For smokers, can e-cigarettes save money?

Some smokers have saved money by switching to e-cigarettes. But the cost savings might not last as some states are looking into taxing e-cigarettes.

Columbia resident takes life a step at a time

Despite sometimes debilitating health conditions, Oak Towers resident Linda D. Mitchell remains optimistic and greets her fellow residents with a "Hi, honey," and a smile wherever she goes.

MU Health Care, 4 other systems create Health Network of Missouri

Although the five-system network will allow for group purchases and shared health care registries, each system will remain independent.

Panel: Flu spray better than shots for young kids

Some studies have found that kids ages 2 through 8 are about half as likely to get the flu if they had the spray vaccine instead of a shot.

Underrepresented medical students face lonely, sometimes challenging road

The MU School of Medicine had just one black graduate this spring.
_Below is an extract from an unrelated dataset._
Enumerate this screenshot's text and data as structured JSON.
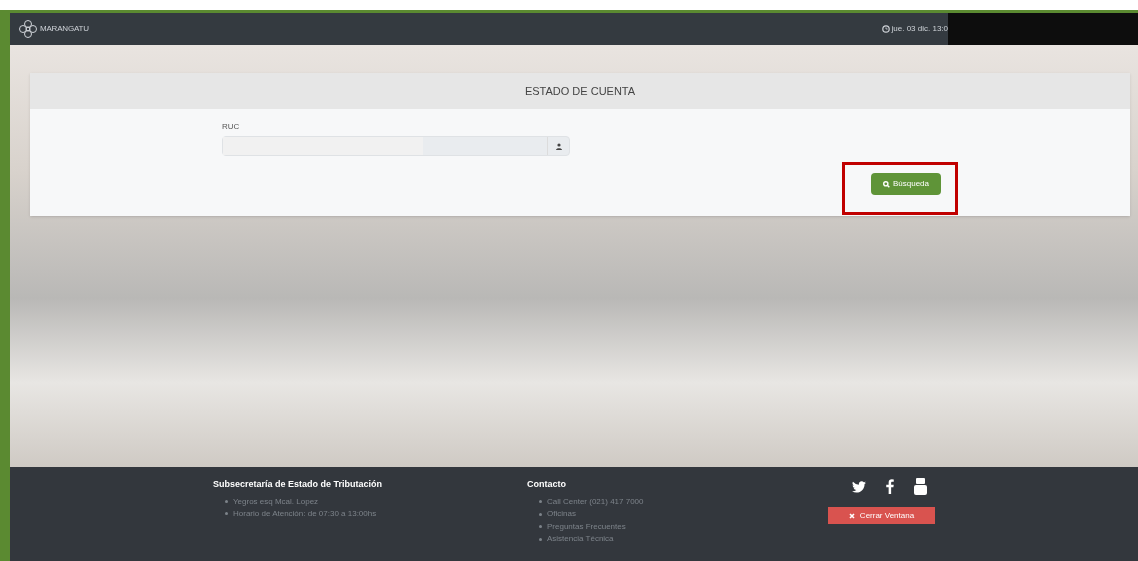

The school is working to diversify its student body but has had mixed results and finds itself competing for a small pool of qualified candidates.

Safety organization set to adopt new helmet standards in concussion fight
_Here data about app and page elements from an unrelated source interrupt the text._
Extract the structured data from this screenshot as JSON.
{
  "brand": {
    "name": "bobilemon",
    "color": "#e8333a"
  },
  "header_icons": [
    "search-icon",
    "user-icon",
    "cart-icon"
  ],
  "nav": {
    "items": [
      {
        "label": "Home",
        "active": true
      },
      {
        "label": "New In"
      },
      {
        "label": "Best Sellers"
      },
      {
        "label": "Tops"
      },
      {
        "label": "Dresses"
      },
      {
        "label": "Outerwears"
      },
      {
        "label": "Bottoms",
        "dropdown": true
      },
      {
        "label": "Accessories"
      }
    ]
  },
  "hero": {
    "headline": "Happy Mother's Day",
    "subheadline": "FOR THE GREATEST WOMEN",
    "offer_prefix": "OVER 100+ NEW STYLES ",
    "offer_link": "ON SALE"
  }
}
The proposed new standard would add a test of how helmets perform when an impact makes a player's head suddenly spin in addition to existing tests for how they withstand direct blows, so-called linear forces that can make the brain bump back and forth.

Thousands in Missouri might need new doctors
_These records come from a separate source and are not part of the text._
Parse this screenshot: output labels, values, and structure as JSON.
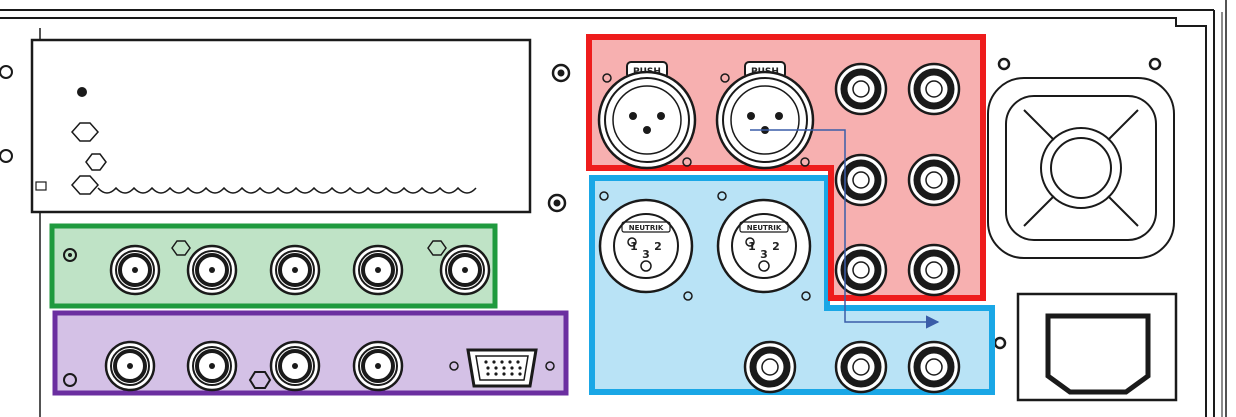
{
  "panel": {
    "xlr_push_label": "PUSH",
    "xlr_neutrik_label": "NEUTRIK",
    "xlr_pins": [
      "1",
      "3",
      "2"
    ]
  },
  "regions": [
    {
      "id": "red",
      "color": "#ee1c1c",
      "fill": "#f7b0b0",
      "content": "XLR input connectors with push latch and 1/4-inch jacks"
    },
    {
      "id": "blue",
      "color": "#1aa7e6",
      "fill": "#b9e3f6",
      "content": "XLR output connectors and 1/4-inch jacks"
    },
    {
      "id": "green",
      "color": "#1f9a3e",
      "fill": "#bfe3c6",
      "content": "row of five BNC connectors"
    },
    {
      "id": "purple",
      "color": "#6b2fa0",
      "fill": "#d4c1e6",
      "content": "four BNC connectors and VGA port"
    }
  ],
  "signal_arrow": {
    "color": "#3a5da8",
    "from": "red",
    "to": "blue"
  }
}
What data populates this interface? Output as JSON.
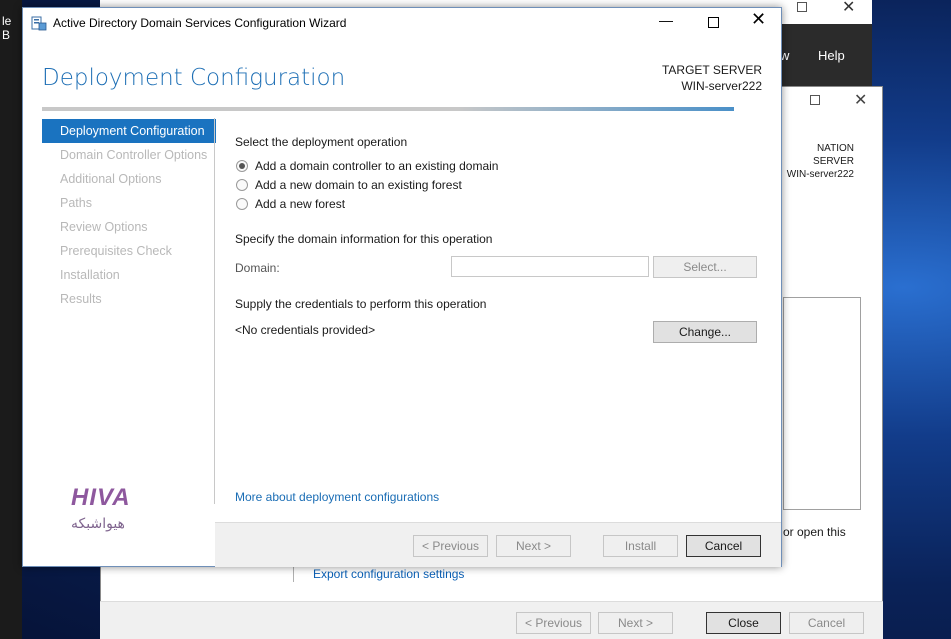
{
  "background": {
    "left_strip_text": "le B",
    "server_manager": {
      "menu_view": "w",
      "menu_help": "Help"
    },
    "add_roles_wizard": {
      "destination_label": "NATION SERVER",
      "destination_server": "WIN-server222",
      "open_text": "or open this",
      "export_link": "Export configuration settings",
      "buttons": {
        "previous": "< Previous",
        "next": "Next >",
        "close": "Close",
        "cancel": "Cancel"
      }
    }
  },
  "wizard": {
    "title": "Active Directory Domain Services Configuration Wizard",
    "heading": "Deployment Configuration",
    "target_server_label": "TARGET SERVER",
    "target_server_name": "WIN-server222",
    "nav": [
      {
        "label": "Deployment Configuration",
        "active": true
      },
      {
        "label": "Domain Controller Options",
        "active": false
      },
      {
        "label": "Additional Options",
        "active": false
      },
      {
        "label": "Paths",
        "active": false
      },
      {
        "label": "Review Options",
        "active": false
      },
      {
        "label": "Prerequisites Check",
        "active": false
      },
      {
        "label": "Installation",
        "active": false
      },
      {
        "label": "Results",
        "active": false
      }
    ],
    "deployment": {
      "label": "Select the deployment operation",
      "options": [
        {
          "label": "Add a domain controller to an existing domain",
          "checked": true
        },
        {
          "label": "Add a new domain to an existing forest",
          "checked": false
        },
        {
          "label": "Add a new forest",
          "checked": false
        }
      ]
    },
    "domain_info": {
      "label": "Specify the domain information for this operation",
      "domain_label": "Domain:",
      "domain_value": "",
      "select_button": "Select..."
    },
    "credentials": {
      "label": "Supply the credentials to perform this operation",
      "status": "<No credentials provided>",
      "change_button": "Change..."
    },
    "more_link": "More about deployment configurations",
    "buttons": {
      "previous": "< Previous",
      "next": "Next >",
      "install": "Install",
      "cancel": "Cancel"
    }
  },
  "watermark": {
    "logo": "HIVA",
    "subtitle": "هیواشبکه"
  },
  "colors": {
    "accent": "#1a73c0",
    "heading": "#1e6fb5",
    "link": "#1a6db5"
  }
}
UnitedHealthcare terminated nearly 100 Missouri doctors from the Medicare Advantage plan in April and said it plans to cut 5 percent to 7 percent of the more than 10,000 physicians in Missouri this year.

$1,000-a-pill Sovaldi jolts U.S. health care system

Sovaldi, a new pill for hepatitis C, cures the liver-wasting disease in 9 of 10 patients, but treatment can cost more than $90,000. More than 3 million Americans carry the hepatitis C virus, and many don't realize it.

FDA prepping long-awaited plan to reduce salt

The Food and Drug Administration is preparing voluntary guidelines asking the food industry to lower sodium levels, FDA Commissioner Margaret Hamburg said.

Columbia man tries to pick up life after storm

Cheston Fox tells his side of the story on the night a massive white oak almost took his life.


Alpha Gamma Sigma pledge class reunites, reminisces

Most of the members from the 1970 Alpha Gamma Sigma pledge class met in Columbia this weekend to celebrate the 40th anniversary of their graduation.

ESSAY: When best-laid retirement plans meet grandbaby

Many people are remaking their retirement plans to include kids on short notice. According to 2010 census data, about 5.8 million children — nearly 8 percent of U.S. children — live with grandparents identified as the head of household. Many of those children have a parent in the household, too. But an estimated 2.7 million are being raised in the absence of parents by grandparents or other close adults, an increase of 18 percent between 2000 and 2010, says a 2012 report by the Annie E. Casey Foundation.

New nostalgia: home decor with a retro vibe

The imagery and decor elements draw baby boomers back to what might feel like simpler, more innocent days. Think vintage-style advertising and artwork, lunch-counter dishware, camping motifs, midcentury surf culture.

Global First Responder connects volunteers to medical care, relief programs

Emergency room physician Adam Beckett has created an online global network for people who want to volunteer on overseas medical relief trips. He and a group of volunteers are about to provide help to people in the world's second-largest refugee camp.

Study: Red meat possibly linked to breast cancer

A new study from Harvard University found that in a survey of 88,000 women, women who ate the most amount of red meat experienced 6.8 more cases of breast cancer for every 1,000 women.

People hiring photographers to shoot everyday life

The New York family is part of a trend of folks hiring professional photographers to document not just big events like weddings and bar mitzvahs, but everyday activities.

Missouri Symphony Society dedicates Missouri Theatre's stage and auditorium

Missouri Theatre's stage and auditorium were dedicated to instrumental members of the Missouri Symphony Society on Saturday.


Healthy seniors tested in bid to block Alzheimer's

Scientists plan to scan the brains of thousands of healthy older volunteers for a sticky build-up believed to play a key role in development of Alzheimer's. The study would see if early intervention will help prevent or slow down the disease.